| INSTRUCTIONS FOR THE TASK |
Go through the lines below and copy each one that holds the string "enjoying".

| THE RECORDS |
****************************************

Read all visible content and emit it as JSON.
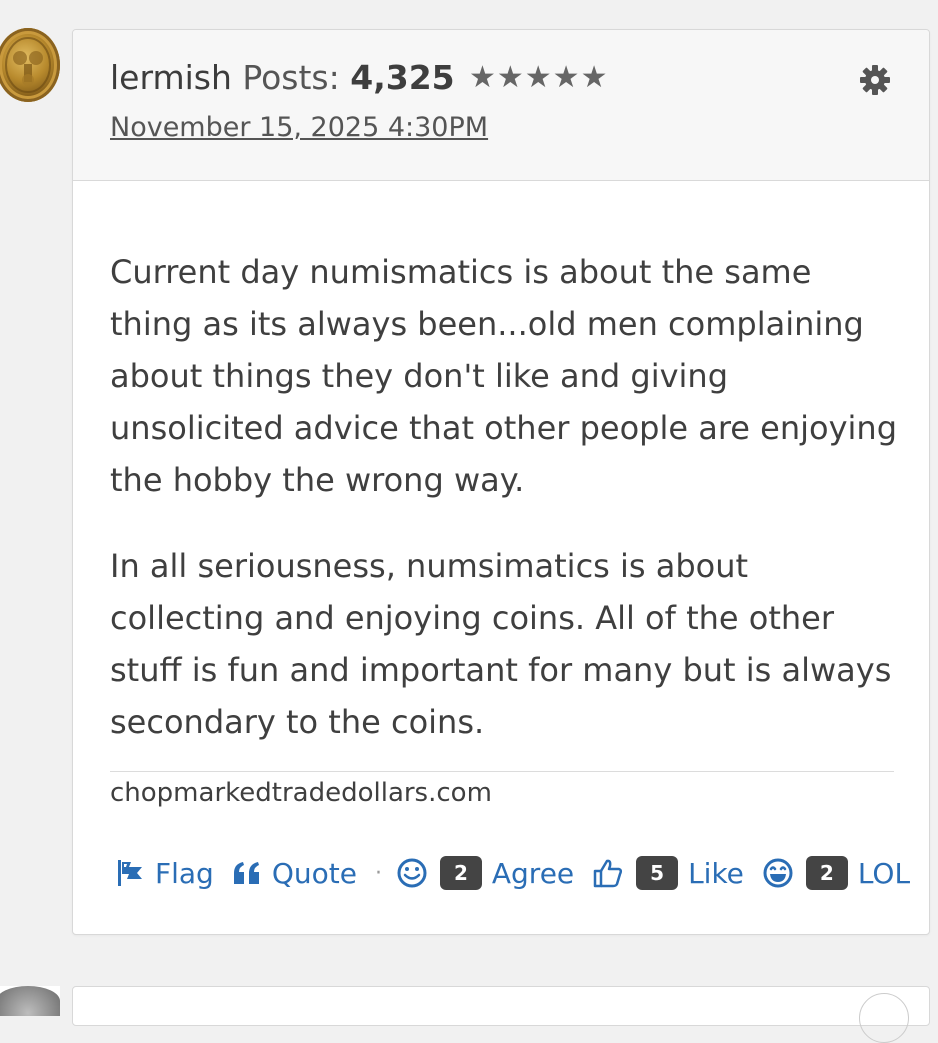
{
  "post": {
    "author": "lermish",
    "posts_label": "Posts:",
    "posts_count": "4,325",
    "stars": "★★★★★",
    "date": "November 15, 2025 4:30PM",
    "paragraphs": [
      "Current day numismatics is about the same thing as its always been...old men complaining about things they don't like and giving unsolicited advice that other people are enjoying the hobby the wrong way.",
      "In all seriousness, numsimatics is about collecting and enjoying coins. All of the other stuff is fun and important for many but is always secondary to the coins."
    ],
    "signature": "chopmarkedtradedollars.com"
  },
  "actions": {
    "flag_label": "Flag",
    "quote_label": "Quote",
    "separator": "·",
    "agree_count": "2",
    "agree_label": "Agree",
    "like_count": "5",
    "like_label": "Like",
    "lol_count": "2",
    "lol_label": "LOL"
  },
  "icons": {
    "avatar": "coin-avatar",
    "settings": "gear-icon",
    "flag": "flag-icon",
    "quote": "quote-icon",
    "agree": "smile-icon",
    "like": "thumbs-up-icon",
    "lol": "laugh-icon"
  },
  "colors": {
    "link": "#2a6db5",
    "badge": "#444444",
    "header_bg": "#f7f7f7",
    "page_bg": "#f1f1f1"
  }
}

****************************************

| ANSWER TO THE PROBLEM |
      "Current day numismatics is about the same thing as its always been...old men complaining about things they don't like and giving unsolicited advice that other people are enjoying the hobby the wrong way.",
      "In all seriousness, numsimatics is about collecting and enjoying coins. All of the other stuff is fun and important for many but is always secondary to the coins."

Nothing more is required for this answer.